Iran’s wind towers, age-old air conditioners
Wind towers (Badgir) are important elements in traditional Iranian architecture, providing natural air-conditioning in hot, dry and humid climates for thousands of years.
These towers rise not only on ordinary houses but also on top of water cisterns (Ab-anbar) and mosques.
The function of the cistern found below most wind towers in warm dry regions was to help balance humidity inside the structure.
In many desert buildings, wind towers were built on top of a lavabo (howzkhaneh, which functioned as a summer courtyard). The wind was directed over the pool where it evaporated the water and took the cool air into other rooms.
The first historical evidence of wind towers in Iran dates back to the fourth millennium BC.
To counter the harshly variable climates of the country, Iranians invented wind towers which still stand in various desert towns except in areas where the city was located in a valley or in places experiencing frequent violent storms.
Wind towers are an inseparable part of the architecture of central and southern Iran, namely Yazd, Kashan, Bam and villages on the Persian Gulf coast.
In desert areas houses are closely set together, high-walled and made of baked brick with small windows facing away from the sun to minimize heat and maximize shade.
In order to provide occupants with constant comfort, wind towers were built with a four-directional orientation to catch wind from all directions and guide it into the house.
Wind towers consist of four parts: the body containing shafts, air shelves which catch hot air and prevent it from entering the structure, flaps which redirect wind circulation, and a roof covering.
Wind travels through the shafts on top of the tower to reach the interior of the building.
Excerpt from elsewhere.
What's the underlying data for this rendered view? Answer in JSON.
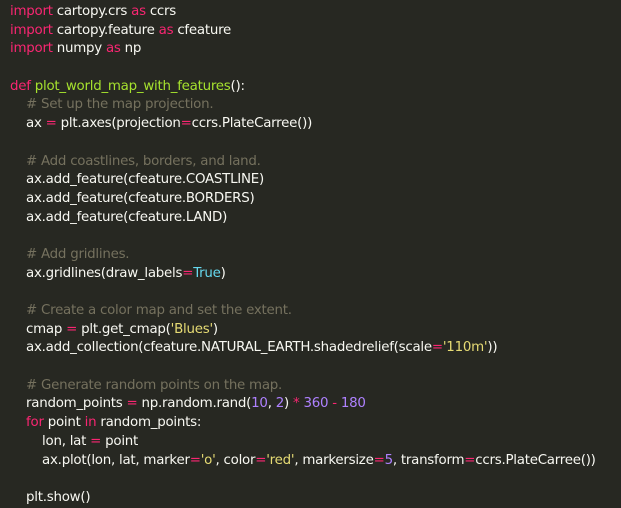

The air flow inside the structure travels in two directions, up and down.
The temperature difference between the interior and exterior of a building causes pressure variations which results in the creation of air currents.
In cities where the wind blows only from one single direction, only one of the shafts operates to receive the breeze and the other three work as air outlet passages.
There are three types of wind towers:
1- The most elementary type of wind tower was built over cellars and underground water reservoirs known as ab-anbar.
These cellars kept food refrigerated and also served as sitting rooms where people could remain cool on hot summer days.
In hot climate cities, one to six wind towers were used to cool the water. They prevented stagnant air and the formation of dew or humidity inside, resulting in pure, clean and cold water all year round.
2- The second type transferred the flow into the basement where it hit damp walls and its humidity increased while its temperature decreased. The flow could be directed into other rooms using valves.
3- The third type of wind tower was taller and mainly used in multi-roomed one-story buildings. A dome-roofed hall under the tower helped ventilation.
Decorated with tiles or patterned or painted bricks, wind towers make full use of the elements of Iranian architecture, prompting passers-by to admire their beauty.
Among the country’s famous wind towers are the historical Borujerdi house’s tower and the Abbasian Badgir in Kashan.
The Dowlatabad garden wind tower in Yazd, presumably the world’s tallest, is said to be 250 years old and about 33 meters high. It is surrounded by intricately hand-carved wooden lattice panels and stands atop the Dowlatabad cistern.
Another noteworthy wind tower is the 26-meter tall Emarat-e Badgir (wind tower monument) which is located in the eastern part of the compound of Tehran’s Golestan Palace, once the Qajar royal complex.
The tower, elaborately decorated with blue, yellow and black tiles, is built on top of a lavabo (howzkhaneh).
Wind towers display the compatibility of human-built architectural designs with the natural environment and the ingenuity of Iranian engineers.
Following the introduction of western architecture, traditional structures such as wind towers gradually became part of the past though many still remain in use.
With today’s growing emphasis on reducing energy consumption, modern architecture can make use of traditional Iranian methods to utilize air currents and evaporation in cooling and air-conditioning living quarters.
By Hedieh Ghavidel, Press TV